75. The Chair said that the agenda item had been requested by Australia, Canada, Chile, the European Union, Japan, Singapore, Switzerland, Chinese Taipei, the United Kingdom and the United States of America. These delegations had also submitted a communication to allow Members to prepare for the discussion. Since the circulation of the revised agenda, the Republic of Korea has been added to the co-sponsors of this item and the corresponding submission.
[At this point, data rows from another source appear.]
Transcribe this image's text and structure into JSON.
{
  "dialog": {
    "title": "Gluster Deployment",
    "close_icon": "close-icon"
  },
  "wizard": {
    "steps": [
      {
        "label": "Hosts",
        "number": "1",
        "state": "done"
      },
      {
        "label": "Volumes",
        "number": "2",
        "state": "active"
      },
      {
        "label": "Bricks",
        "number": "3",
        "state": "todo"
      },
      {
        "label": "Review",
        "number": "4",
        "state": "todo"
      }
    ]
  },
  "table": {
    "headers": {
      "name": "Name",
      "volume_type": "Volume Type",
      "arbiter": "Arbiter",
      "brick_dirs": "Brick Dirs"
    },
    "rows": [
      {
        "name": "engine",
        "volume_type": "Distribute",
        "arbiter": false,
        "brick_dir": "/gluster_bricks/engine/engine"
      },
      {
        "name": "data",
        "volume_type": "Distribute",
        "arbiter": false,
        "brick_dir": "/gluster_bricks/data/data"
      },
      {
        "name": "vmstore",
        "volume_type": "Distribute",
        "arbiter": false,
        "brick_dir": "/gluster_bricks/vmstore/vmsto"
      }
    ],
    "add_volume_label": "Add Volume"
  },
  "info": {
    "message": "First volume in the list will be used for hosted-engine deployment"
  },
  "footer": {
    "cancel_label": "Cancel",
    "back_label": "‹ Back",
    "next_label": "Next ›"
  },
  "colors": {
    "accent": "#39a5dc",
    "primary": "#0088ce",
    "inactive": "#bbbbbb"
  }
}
She invited the cosponsors to introduce the communication.
76. The representatives of Japan; the United States of America; Singapore; Australia; the European Union; Ecuador; the Republic of Korea; Switzerland; Canada; the United Kingdom; El Salvador; Chinese Taipei; Philippines; Brazil; Mexico; Peru; China; and India took the floor.
77. The Council took note of the statements made.
IP/C/M/96, IP/C/M/96/Add.1